Thursday, March 17, 2011

This is not a plug for, but man is it cool! I joined originally because Mr. Soup wanted information on his grandfather. His race, ethnicity, and actual birth date are all in question. Back in those days, there were not accurate records on children who were adopted, let alone minorities in general.
I have hit the same brick wall with my dad's family. I have only been able to trace it back two generations. I even have quite a few names and dates, but not a lot of information. I did, however, see my grandfather's WWI draft card (yes, grandfather was born in 1898 and he was in his 50's when my father was born) Very cool to see his signature on it! He was 19 at the time. I also saw the 1930 census record for FL where my grandmother was living with her parents. Very weird to see the word "NEGRO" written next to their names. A sign of the times, I guess.
I've come to the following conclusion: If you are any sort of minority, you will have trouble with I have Native American blood on both sides of my family and struggled to find accurate information. My maternal great-great-grandfather was adopted by a white family as a child, so I have no idea what his original last name was.
Despite this, I have found tons of information on certain sides of my mom's family. Just like I suspected we're that Euro white-trash mix (I say that lovingly)! Most of my family immigrated from England or Ireland with a sprinkling of folks from Scotland (although I'm still trying to figure out how we have a French last name in our family -- Boucher is French for butcher). They came by way of Canada (and some through the traditional Ellis Island) and settled in states like Michigan, Ohio, Iowa,etc. They eventually made their way to Kansas to farm the new land, as Kansas did not become a state until 1861. I'm still debating whether I want to sign up for the International version. I signed up for the national version, because I highly doubted that I would find that many people from Europe in my family. I was naive to think we just came from Kansas! I guess everyone comes from some place else, right?
Okay, so you all know that I'm a name-whore. I love, love, love classic names. I think most names today sound made-up. I fell in love with some of the names from both sides of my family. I wonder why people go to the trouble of finding yoo-neek (this is my term for people who give their kids not only made-up names, but ridiculous spellings), when we have such beautiful classic names. I don't care what the background is--Irish (Gaelic), English, African, Hawaiian, Arabic--there are beautiful, classic names within each culture (soapbox). I thought I'd share some of my family's names. Most people did not have middle names, but double first names were common then.
Katie Belle (usually I'm not a fan of Katie as a stand alone name --I prefer Katherine or Kathleen--but I thought this name was too cute!! Love the name Belle)
Julia Eva

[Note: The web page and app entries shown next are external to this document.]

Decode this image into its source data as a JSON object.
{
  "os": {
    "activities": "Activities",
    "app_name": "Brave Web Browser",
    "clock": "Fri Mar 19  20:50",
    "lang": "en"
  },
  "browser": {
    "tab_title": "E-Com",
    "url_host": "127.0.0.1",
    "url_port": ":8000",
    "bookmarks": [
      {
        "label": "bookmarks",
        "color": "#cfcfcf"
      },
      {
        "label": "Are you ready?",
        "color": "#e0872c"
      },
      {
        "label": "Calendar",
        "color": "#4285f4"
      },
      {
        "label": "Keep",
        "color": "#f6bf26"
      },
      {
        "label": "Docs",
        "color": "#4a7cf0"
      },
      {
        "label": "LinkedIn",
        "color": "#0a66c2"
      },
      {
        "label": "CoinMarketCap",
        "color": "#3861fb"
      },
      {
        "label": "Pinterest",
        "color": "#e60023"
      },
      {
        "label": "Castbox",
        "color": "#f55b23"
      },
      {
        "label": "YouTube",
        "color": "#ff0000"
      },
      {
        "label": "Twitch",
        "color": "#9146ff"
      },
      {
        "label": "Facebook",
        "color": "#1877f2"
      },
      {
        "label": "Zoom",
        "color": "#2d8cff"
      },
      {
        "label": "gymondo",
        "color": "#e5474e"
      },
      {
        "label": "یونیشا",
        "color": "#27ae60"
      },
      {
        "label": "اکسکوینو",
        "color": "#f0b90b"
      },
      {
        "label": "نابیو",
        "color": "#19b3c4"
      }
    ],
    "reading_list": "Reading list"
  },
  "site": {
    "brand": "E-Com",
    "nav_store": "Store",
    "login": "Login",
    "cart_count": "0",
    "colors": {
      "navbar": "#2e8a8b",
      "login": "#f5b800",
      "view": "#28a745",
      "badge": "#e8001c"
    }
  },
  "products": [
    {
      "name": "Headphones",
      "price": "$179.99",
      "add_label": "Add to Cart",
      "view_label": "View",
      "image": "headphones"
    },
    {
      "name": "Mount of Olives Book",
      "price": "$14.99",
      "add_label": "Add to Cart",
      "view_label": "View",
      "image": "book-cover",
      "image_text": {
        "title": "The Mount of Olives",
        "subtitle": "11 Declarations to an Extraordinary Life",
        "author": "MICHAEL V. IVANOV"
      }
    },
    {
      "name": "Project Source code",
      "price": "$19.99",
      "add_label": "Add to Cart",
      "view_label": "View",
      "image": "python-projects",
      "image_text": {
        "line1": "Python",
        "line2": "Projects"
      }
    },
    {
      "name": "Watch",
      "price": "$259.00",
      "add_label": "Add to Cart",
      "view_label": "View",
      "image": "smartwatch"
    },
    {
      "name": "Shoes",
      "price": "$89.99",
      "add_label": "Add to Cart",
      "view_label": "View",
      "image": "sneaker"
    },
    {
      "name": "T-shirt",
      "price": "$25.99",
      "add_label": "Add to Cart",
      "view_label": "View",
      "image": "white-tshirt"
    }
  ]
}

Even though I don't have as much information as I want to pass down to Abby and JT, I still got some valuable information and a sense of pride. When I get frustrated with a student whose parents' don't speak English, I'll think about my ancestors who risked it all to immigrate here. Somehow they made it and our growing family tree with descendants who continue to accomplish so much is proof. Hopefully, this current generation will make it too.
In honor of my Irish heritage (explains why my hair turns red in the summer), Happy St.Patrick's Day! Drink some green beer for me!

1 comment:

  1. The French names in the UK (particularly in Wales & Scotland) is a result of the Norman invasion in the 1000s.

    In doing my genealogy research lately, I've also fallen in love with all the names!

    "Yoo-neek" is an awesome term. I'm going to steal it.